- Flonase (fluticasone) may begin to relieve symptoms as soon as 12 hours after taking it, but could take several days to manifest the full benefit. If there is no benefit after a full week, discontinue use of this corticosteroid.
- Nasacor (triamcinolone) is safe to use daily but usually only for a week at a time, as long-term use raises risk of side effects, which is a diffult navigation for some patients as it can take a week to achieve full effect.
- Nasalcrom is long forgotten nasal spray I like to recommend to patients that need a daily nasal spray. Nasalcrom was a prescription drug decades ago. It is based on the herb kheillen, and is the medication cromolyn sodium. It works by blocking mast cell release. It is quite effective if used regularly, but it needs to be used before you have an allergic exposure. It is a preventive nasal spray that is extremely safe for children, women and men.
Allergy Immunotherapy: Shots, Drops and Tablets
All the above medication treatments are temporary. Meaning, once the patient stops the antihistamines or nasal sprays the allergy symptoms can return. Patients that are seeking a lasting suppression of allergy symptoms can be offered allergy immunotherapy, which works at the immune level to give the patient protection. For many years, allergy injections were the only option for immunotherapy but now there are two other options as well.
- Allergy injections: this treatment uses allergen extracts for environmental allergens such as dust mites, animal dander, pollens, weeds and molds to desensitize the patient. The treatment has shown to be effective in achieving last allergy protection, however it does have the negatives concerning patient discomfort from arm swelling, inconvenience of travelling to the doctor’s office for months and there is a non-trivial risk of a severe allergic reaction–that’s why it’s critical patients wait 30 minutes in the doctor’s office after an injection.
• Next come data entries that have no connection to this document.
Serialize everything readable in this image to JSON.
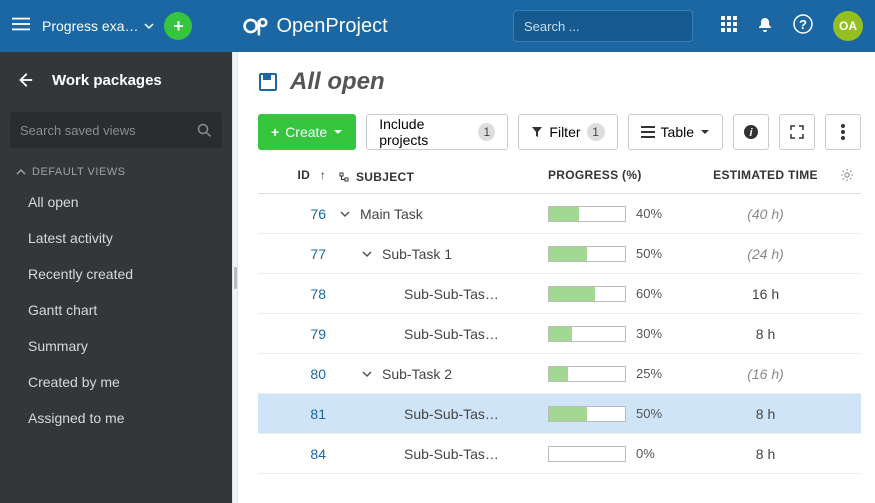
{
  "topbar": {
    "project_name": "Progress exa…",
    "search_placeholder": "Search ...",
    "avatar_initials": "OA",
    "brand": "OpenProject"
  },
  "sidebar": {
    "title": "Work packages",
    "search_placeholder": "Search saved views",
    "group_label": "DEFAULT VIEWS",
    "items": [
      {
        "label": "All open"
      },
      {
        "label": "Latest activity"
      },
      {
        "label": "Recently created"
      },
      {
        "label": "Gantt chart"
      },
      {
        "label": "Summary"
      },
      {
        "label": "Created by me"
      },
      {
        "label": "Assigned to me"
      }
    ]
  },
  "main": {
    "title": "All open",
    "create_label": "Create",
    "include_label": "Include projects",
    "include_count": "1",
    "filter_label": "Filter",
    "filter_count": "1",
    "table_label": "Table"
  },
  "columns": {
    "id": "ID",
    "subject": "SUBJECT",
    "progress": "PROGRESS (%)",
    "estimated": "ESTIMATED TIME"
  },
  "rows": [
    {
      "id": "76",
      "indent": 0,
      "expander": true,
      "subject": "Main Task",
      "progress": 40,
      "pct": "40%",
      "est": "(40 h)",
      "italic": true
    },
    {
      "id": "77",
      "indent": 1,
      "expander": true,
      "subject": "Sub-Task 1",
      "progress": 50,
      "pct": "50%",
      "est": "(24 h)",
      "italic": true
    },
    {
      "id": "78",
      "indent": 2,
      "expander": false,
      "subject": "Sub-Sub-Tas…",
      "progress": 60,
      "pct": "60%",
      "est": "16 h",
      "italic": false
    },
    {
      "id": "79",
      "indent": 2,
      "expander": false,
      "subject": "Sub-Sub-Tas…",
      "progress": 30,
      "pct": "30%",
      "est": "8 h",
      "italic": false
    },
    {
      "id": "80",
      "indent": 1,
      "expander": true,
      "subject": "Sub-Task 2",
      "progress": 25,
      "pct": "25%",
      "est": "(16 h)",
      "italic": true
    },
    {
      "id": "81",
      "indent": 2,
      "expander": false,
      "subject": "Sub-Sub-Tas…",
      "progress": 50,
      "pct": "50%",
      "est": "8 h",
      "italic": false,
      "selected": true
    },
    {
      "id": "84",
      "indent": 2,
      "expander": false,
      "subject": "Sub-Sub-Tas…",
      "progress": 0,
      "pct": "0%",
      "est": "8 h",
      "italic": false
    }
  ]
}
- Sublingual drops: sublingual allergy drops have been used in this country for about 20 years, but they became more popular in the past 5 years as numerous studies have shown them to be as effective as injections and have the added benefits of far greater convenience (drops are done at home) and better safety (incidents of allergic reactions are extremely rare). The allergy drops use the same allergen extracts made for injections, but are put in a dropper bottle the patient can then place under the tongue. (For that reason, allergy drops are considered an off-label use.) The drops are custom formulated for each specific patient, and the dosing works in a desensitizing format so that the dosing is carefully scaled up from a low concentration to a high one over a period of months. A ground-breaking study published in The Journal of Allergy and Clinical Immunology a decade ago showed how you can reverse allergic asthma long term by using sublingual allergy drops. See the results graph at the top of this post.
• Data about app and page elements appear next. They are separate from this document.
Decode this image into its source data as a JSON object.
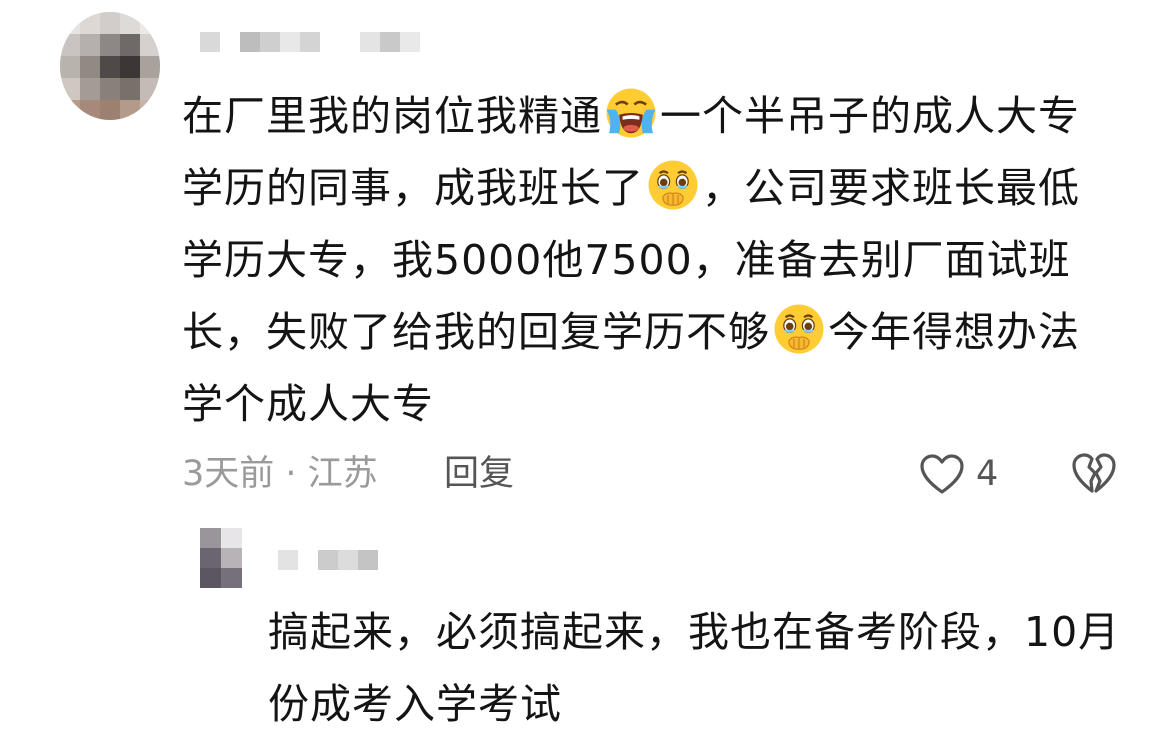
{
  "comment": {
    "avatar_icon": "pixelated-avatar-icon",
    "text_part1": "在厂里我的岗位我精通",
    "emoji1": "loudly-crying-face-icon",
    "text_part2": "一个半吊子的成人大专学历的同事，成我班长了",
    "emoji2": "holding-back-tears-icon",
    "text_part3": "，公司要求班长最低学历大专，我5000他7500，准备去别厂面试班长，失败了给我的回复学历不够",
    "emoji3": "holding-back-tears-icon",
    "text_part4": "今年得想办法学个成人大专",
    "meta": "3天前 · 江苏",
    "reply_label": "回复",
    "like_icon": "heart-outline-icon",
    "like_count": "4",
    "dislike_icon": "broken-heart-icon"
  },
  "reply": {
    "avatar_icon": "pixelated-avatar-icon",
    "text": "搞起来，必须搞起来，我也在备考阶段，10月份成考入学考试"
  },
  "colors": {
    "text": "#141414",
    "meta": "#9a9a9a",
    "action": "#555555",
    "emoji_face": "#ffcc33"
  }
}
- Sublingual allergy tablet: There is also a tablet form of allergy immunotherapy. It is only currently available for a few allergens: species of grasses and ragweed. It has been proven to be effective in clinical trials, but at the time of this writing, it comes in only one set high dose and patients can have strong immediate allergic reactions to these tablets. Patients are accordingly required to have injectable epinephrine available at home as a prerequisite for taking this medication. I currently do not use these tablets in my practice for this reason.
Conclusion: You as a non-allergist physician now have a variety of options for treating allergic patients in your practice. For long term relief, allergen immunotherapy is a proven and effective.